Task goal:
Among the records that follow, find each line holding the word "disabled" and copy it.

Input:
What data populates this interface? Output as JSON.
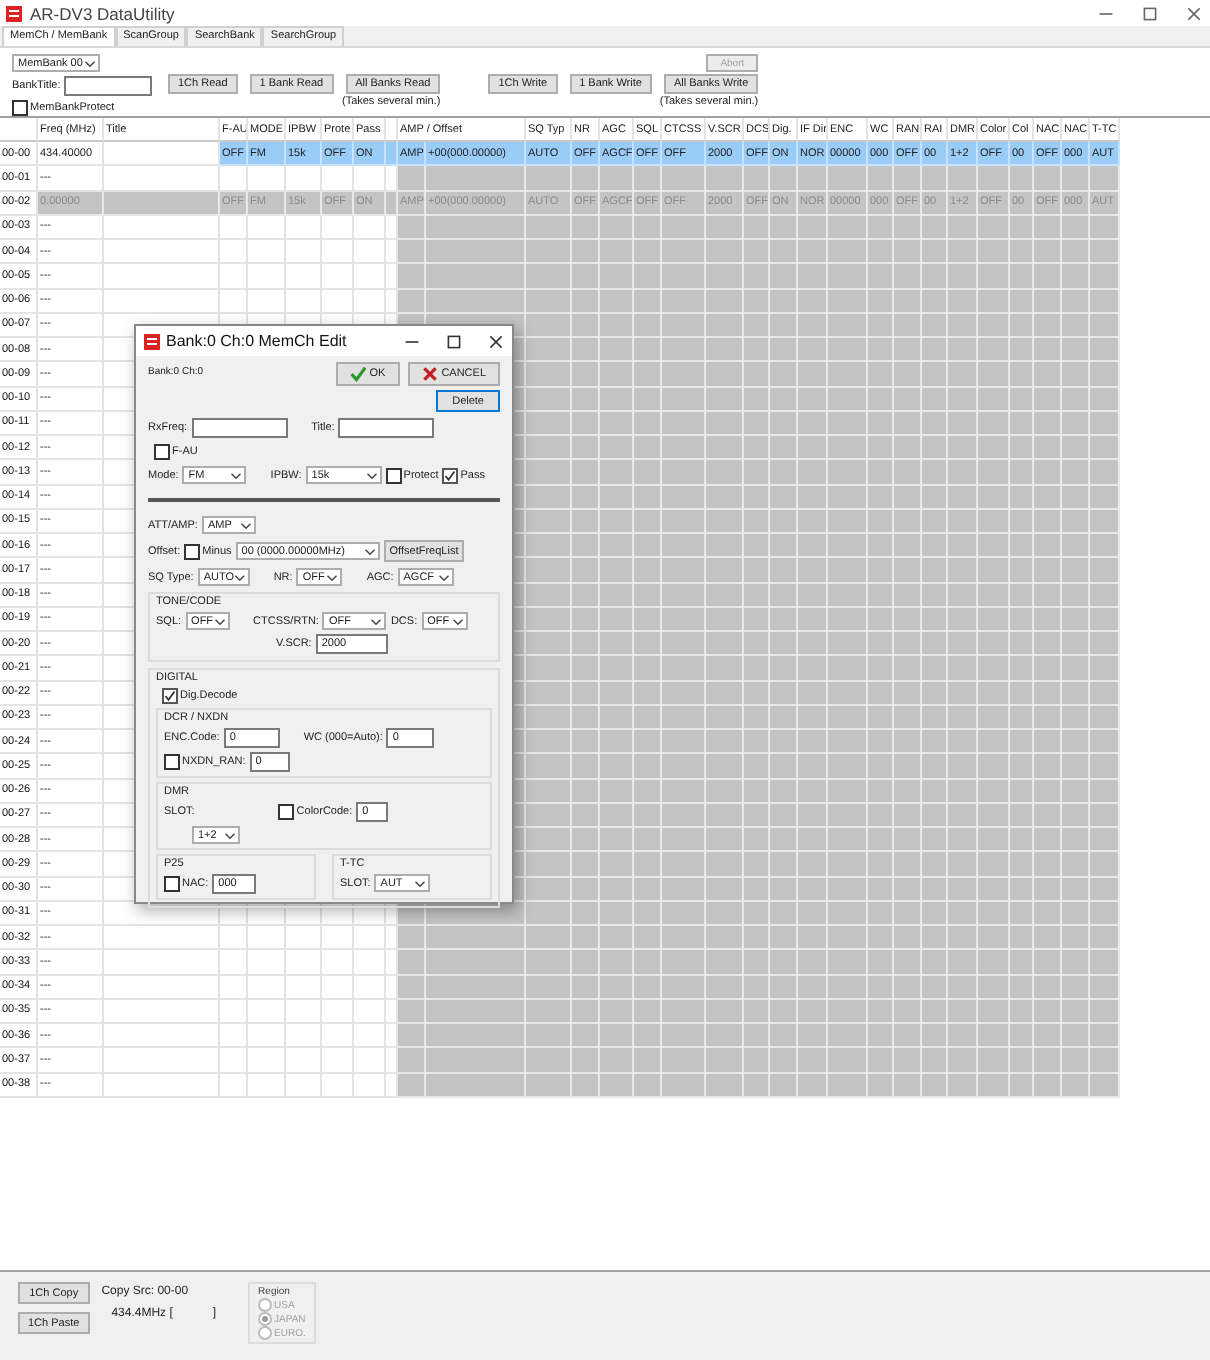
{
  "window": {
    "title": "AR-DV3 DataUtility"
  },
  "tabs": [
    {
      "label": "MemCh / MemBank",
      "selected": true
    },
    {
      "label": "ScanGroup",
      "selected": false
    },
    {
      "label": "SearchBank",
      "selected": false
    },
    {
      "label": "SearchGroup",
      "selected": false
    }
  ],
  "toolbar": {
    "bank_select": "MemBank 00",
    "bank_title_label": "BankTitle:",
    "protect": {
      "label": "MemBankProtect",
      "checked": false
    },
    "read_buttons": [
      "1Ch Read",
      "1 Bank Read",
      "All Banks Read"
    ],
    "read_note": "(Takes several min.)",
    "write_buttons": [
      "1Ch Write",
      "1 Bank Write",
      "All Banks Write"
    ],
    "write_note": "(Takes several min.)",
    "abort": {
      "label": "Abort",
      "disabled": true
    }
  },
  "table": {
    "columns": [
      "Freq (MHz)",
      "Title",
      "F-AU",
      "MODE",
      "IPBW",
      "Prote",
      "Pass",
      "AMP / Offset",
      "SQ Typ",
      "NR",
      "AGC",
      "SQL",
      "CTCSS",
      "V.SCR",
      "DCS",
      "Dig.",
      "IF Dir",
      "ENC",
      "WC",
      "RAN",
      "RAI",
      "DMR",
      "Color",
      "Col",
      "NAC",
      "NAC",
      "T-TC"
    ],
    "rows": [
      {
        "ch": "00-00",
        "kind": "data",
        "selected": true,
        "freq": "434.40000",
        "values": [
          "OFF",
          "FM",
          "15k",
          "OFF",
          "ON",
          "AMP",
          "+00(000.00000)",
          "AUTO",
          "OFF",
          "AGCF",
          "OFF",
          "OFF",
          "2000",
          "OFF",
          "ON",
          "NOR",
          "00000",
          "000",
          "OFF",
          "00",
          "1+2",
          "OFF",
          "00",
          "OFF",
          "000",
          "AUT"
        ]
      },
      {
        "ch": "00-01",
        "kind": "empty",
        "selected": false,
        "freq": "---"
      },
      {
        "ch": "00-02",
        "kind": "disabled",
        "selected": false,
        "freq": "0.00000",
        "values": [
          "OFF",
          "FM",
          "15k",
          "OFF",
          "ON",
          "AMP",
          "+00(000.00000)",
          "AUTO",
          "OFF",
          "AGCF",
          "OFF",
          "OFF",
          "2000",
          "OFF",
          "ON",
          "NOR",
          "00000",
          "000",
          "OFF",
          "00",
          "1+2",
          "OFF",
          "00",
          "OFF",
          "000",
          "AUT"
        ]
      },
      {
        "ch": "00-03",
        "kind": "empty",
        "selected": false,
        "freq": "---"
      },
      {
        "ch": "00-04",
        "kind": "empty",
        "selected": false,
        "freq": "---"
      },
      {
        "ch": "00-05",
        "kind": "empty",
        "selected": false,
        "freq": "---"
      },
      {
        "ch": "00-06",
        "kind": "empty",
        "selected": false,
        "freq": "---"
      },
      {
        "ch": "00-07",
        "kind": "empty",
        "selected": false,
        "freq": "---"
      },
      {
        "ch": "00-08",
        "kind": "empty",
        "selected": false,
        "freq": "---"
      },
      {
        "ch": "00-09",
        "kind": "empty",
        "selected": false,
        "freq": "---"
      },
      {
        "ch": "00-10",
        "kind": "empty",
        "selected": false,
        "freq": "---"
      },
      {
        "ch": "00-11",
        "kind": "empty",
        "selected": false,
        "freq": "---"
      },
      {
        "ch": "00-12",
        "kind": "empty",
        "selected": false,
        "freq": "---"
      },
      {
        "ch": "00-13",
        "kind": "empty",
        "selected": false,
        "freq": "---"
      },
      {
        "ch": "00-14",
        "kind": "empty",
        "selected": false,
        "freq": "---"
      },
      {
        "ch": "00-15",
        "kind": "empty",
        "selected": false,
        "freq": "---"
      },
      {
        "ch": "00-16",
        "kind": "empty",
        "selected": false,
        "freq": "---"
      },
      {
        "ch": "00-17",
        "kind": "empty",
        "selected": false,
        "freq": "---"
      },
      {
        "ch": "00-18",
        "kind": "empty",
        "selected": false,
        "freq": "---"
      },
      {
        "ch": "00-19",
        "kind": "empty",
        "selected": false,
        "freq": "---"
      },
      {
        "ch": "00-20",
        "kind": "empty",
        "selected": false,
        "freq": "---"
      },
      {
        "ch": "00-21",
        "kind": "empty",
        "selected": false,
        "freq": "---"
      },
      {
        "ch": "00-22",
        "kind": "empty",
        "selected": false,
        "freq": "---"
      },
      {
        "ch": "00-23",
        "kind": "empty",
        "selected": false,
        "freq": "---"
      },
      {
        "ch": "00-24",
        "kind": "empty",
        "selected": false,
        "freq": "---"
      },
      {
        "ch": "00-25",
        "kind": "empty",
        "selected": false,
        "freq": "---"
      },
      {
        "ch": "00-26",
        "kind": "empty",
        "selected": false,
        "freq": "---"
      },
      {
        "ch": "00-27",
        "kind": "empty",
        "selected": false,
        "freq": "---"
      },
      {
        "ch": "00-28",
        "kind": "empty",
        "selected": false,
        "freq": "---"
      },
      {
        "ch": "00-29",
        "kind": "empty",
        "selected": false,
        "freq": "---"
      },
      {
        "ch": "00-30",
        "kind": "empty",
        "selected": false,
        "freq": "---"
      },
      {
        "ch": "00-31",
        "kind": "empty",
        "selected": false,
        "freq": "---"
      },
      {
        "ch": "00-32",
        "kind": "empty",
        "selected": false,
        "freq": "---"
      },
      {
        "ch": "00-33",
        "kind": "empty",
        "selected": false,
        "freq": "---"
      },
      {
        "ch": "00-34",
        "kind": "empty",
        "selected": false,
        "freq": "---"
      },
      {
        "ch": "00-35",
        "kind": "empty",
        "selected": false,
        "freq": "---"
      },
      {
        "ch": "00-36",
        "kind": "empty",
        "selected": false,
        "freq": "---"
      },
      {
        "ch": "00-37",
        "kind": "empty",
        "selected": false,
        "freq": "---"
      },
      {
        "ch": "00-38",
        "kind": "empty",
        "selected": false,
        "freq": "---"
      }
    ]
  },
  "bottom": {
    "copy_button": "1Ch Copy",
    "paste_button": "1Ch Paste",
    "copy_src": "Copy Src: 00-00",
    "copy_freq": "434.4MHz [",
    "copy_end": "]",
    "region": {
      "title": "Region",
      "disabled": true,
      "options": [
        {
          "label": "USA",
          "selected": false
        },
        {
          "label": "JAPAN",
          "selected": true
        },
        {
          "label": "EURO.",
          "selected": false
        }
      ]
    }
  },
  "dialog": {
    "title": "Bank:0 Ch:0  MemCh Edit",
    "subtitle": "Bank:0 Ch:0",
    "buttons": [
      {
        "label": "OK",
        "kind": "ok"
      },
      {
        "label": "CANCEL",
        "kind": "cancel"
      }
    ],
    "delete_button": "Delete",
    "rx_freq": {
      "label": "RxFreq:"
    },
    "title_field": {
      "label": "Title:"
    },
    "f_au": {
      "label": "F-AU",
      "checked": false
    },
    "mode": {
      "label": "Mode:",
      "value": "FM"
    },
    "ipbw": {
      "label": "IPBW:",
      "value": "15k"
    },
    "protect": {
      "label": "Protect",
      "checked": false
    },
    "pass": {
      "label": "Pass",
      "checked": true
    },
    "att_amp": {
      "label": "ATT/AMP:",
      "value": "AMP"
    },
    "offset": {
      "label": "Offset:",
      "value": "00 (0000.00000MHz)"
    },
    "minus": {
      "label": "Minus",
      "checked": false
    },
    "offset_list_button": "OffsetFreqList",
    "sq_type": {
      "label": "SQ Type:",
      "value": "AUTO"
    },
    "nr": {
      "label": "NR:",
      "value": "OFF"
    },
    "agc": {
      "label": "AGC:",
      "value": "AGCF"
    },
    "tone_code": {
      "title": "TONE/CODE",
      "sql": {
        "label": "SQL:",
        "value": "OFF"
      },
      "ctcss": {
        "label": "CTCSS/RTN:",
        "value": "OFF"
      },
      "dcs": {
        "label": "DCS:",
        "value": "OFF"
      },
      "vscr": {
        "label": "V.SCR:",
        "value": "2000"
      }
    },
    "digital": {
      "title": "DIGITAL",
      "dig_decode": {
        "label": "Dig.Decode",
        "checked": true
      },
      "dcr_nxdn": {
        "title": "DCR / NXDN",
        "enc_code": {
          "label": "ENC.Code:",
          "value": "0"
        },
        "wc": {
          "label": "WC (000=Auto):",
          "value": "0"
        },
        "nxdn_ran": {
          "label": "NXDN_RAN:",
          "checked": false,
          "value": "0"
        }
      },
      "dmr": {
        "title": "DMR",
        "slot": {
          "label": "SLOT:",
          "value": "1+2"
        },
        "color_code": {
          "label": "ColorCode:",
          "checked": false,
          "value": "0"
        }
      },
      "p25": {
        "title": "P25",
        "nac": {
          "label": "NAC:",
          "checked": false,
          "value": "000"
        }
      },
      "ttc": {
        "title": "T-TC",
        "slot": {
          "label": "SLOT:",
          "value": "AUT"
        }
      }
    }
  }
}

Task output:
      "disabled": true
        "kind": "disabled",
      "disabled": true,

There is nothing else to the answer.